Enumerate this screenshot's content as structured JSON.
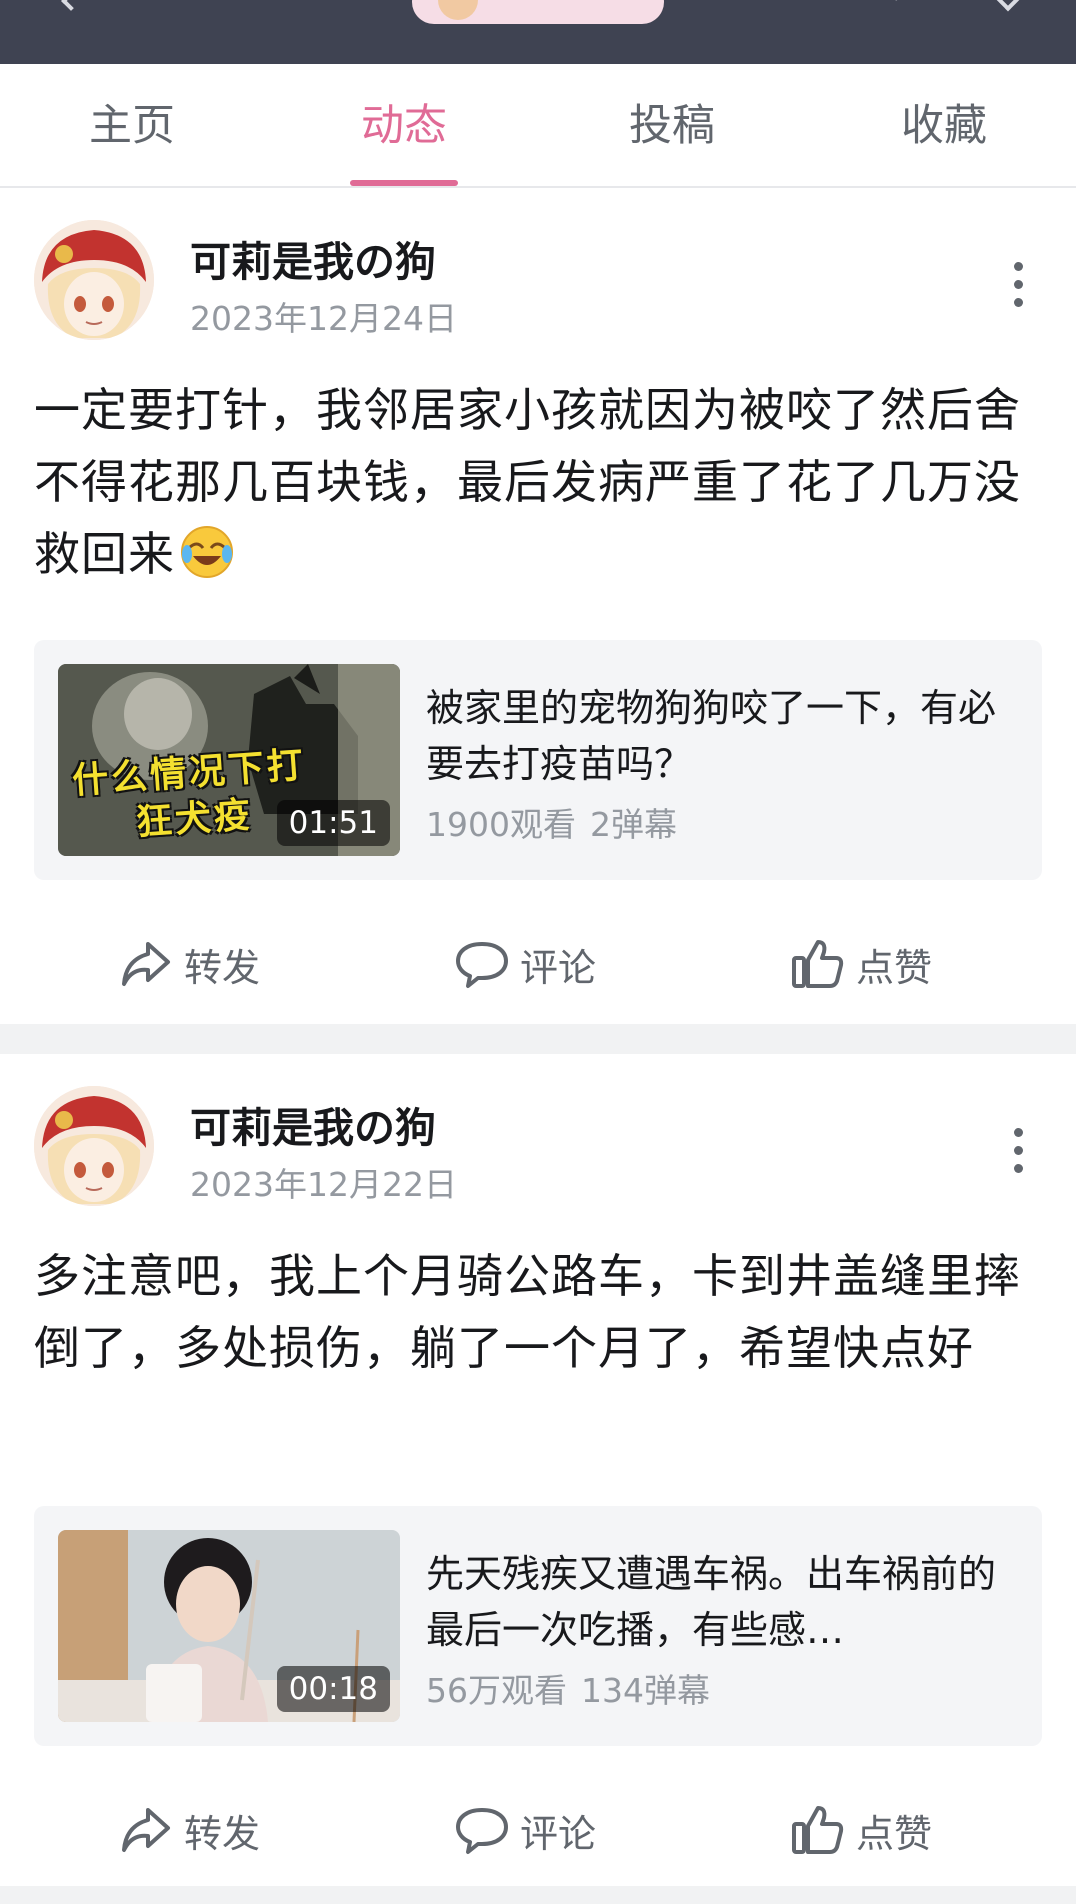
{
  "tabs": [
    {
      "label": "主页",
      "active": false
    },
    {
      "label": "动态",
      "active": true
    },
    {
      "label": "投稿",
      "active": false
    },
    {
      "label": "收藏",
      "active": false
    }
  ],
  "colors": {
    "accent": "#e06b96",
    "header_bg": "#3f4352",
    "card_bg": "#f4f5f7",
    "secondary_text": "#9499a0"
  },
  "icons": [
    "back-arrow-icon",
    "search-icon",
    "more-icon",
    "kebab-menu-icon",
    "share-icon",
    "comment-icon",
    "like-icon"
  ],
  "posts": [
    {
      "author": "可莉是我の狗",
      "date": "2023年12月24日",
      "text": "一定要打针，我邻居家小孩就因为被咬了然后舍不得花那几百块钱，最后发病严重了花了几万没救回来",
      "emoji": "crying-laughing-face",
      "video": {
        "thumbnail_caption_line1": "什么情况下打",
        "thumbnail_caption_line2": "狂犬疫",
        "duration": "01:51",
        "title": "被家里的宠物狗狗咬了一下，有必要去打疫苗吗？",
        "views": "1900观看",
        "danmaku": "2弹幕"
      },
      "actions": {
        "share": "转发",
        "comment": "评论",
        "like": "点赞"
      }
    },
    {
      "author": "可莉是我の狗",
      "date": "2023年12月22日",
      "text": "多注意吧，我上个月骑公路车，卡到井盖缝里摔倒了，多处损伤，躺了一个月了，希望快点好",
      "video": {
        "duration": "00:18",
        "title": "先天残疾又遭遇车祸。出车祸前的最后一次吃播，有些感…",
        "views": "56万观看",
        "danmaku": "134弹幕"
      },
      "actions": {
        "share": "转发",
        "comment": "评论",
        "like": "点赞"
      }
    }
  ]
}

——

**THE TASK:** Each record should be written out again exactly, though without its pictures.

**EXPECTED ANSWER:**
Enumerate this screenshot's content as structured JSON.
{
  "tabs": [
    {
      "label": "主页",
      "active": false
    },
    {
      "label": "动态",
      "active": true
    },
    {
      "label": "投稿",
      "active": false
    },
    {
      "label": "收藏",
      "active": false
    }
  ],
  "colors": {
    "accent": "#e06b96",
    "header_bg": "#3f4352",
    "card_bg": "#f4f5f7",
    "secondary_text": "#9499a0"
  },
  "icons": [
    "back-arrow-icon",
    "search-icon",
    "more-icon",
    "kebab-menu-icon",
    "share-icon",
    "comment-icon",
    "like-icon"
  ],
  "posts": [
    {
      "author": "可莉是我の狗",
      "date": "2023年12月24日",
      "text": "一定要打针，我邻居家小孩就因为被咬了然后舍不得花那几百块钱，最后发病严重了花了几万没救回来",
      "emoji": "crying-laughing-face",
      "video": {
        "thumbnail_caption_line1": "什么情况下打",
        "thumbnail_caption_line2": "狂犬疫",
        "duration": "01:51",
        "title": "被家里的宠物狗狗咬了一下，有必要去打疫苗吗？",
        "views": "1900观看",
        "danmaku": "2弹幕"
      },
      "actions": {
        "share": "转发",
        "comment": "评论",
        "like": "点赞"
      }
    },
    {
      "author": "可莉是我の狗",
      "date": "2023年12月22日",
      "text": "多注意吧，我上个月骑公路车，卡到井盖缝里摔倒了，多处损伤，躺了一个月了，希望快点好",
      "video": {
        "duration": "00:18",
        "title": "先天残疾又遭遇车祸。出车祸前的最后一次吃播，有些感…",
        "views": "56万观看",
        "danmaku": "134弹幕"
      },
      "actions": {
        "share": "转发",
        "comment": "评论",
        "like": "点赞"
      }
    }
  ]
}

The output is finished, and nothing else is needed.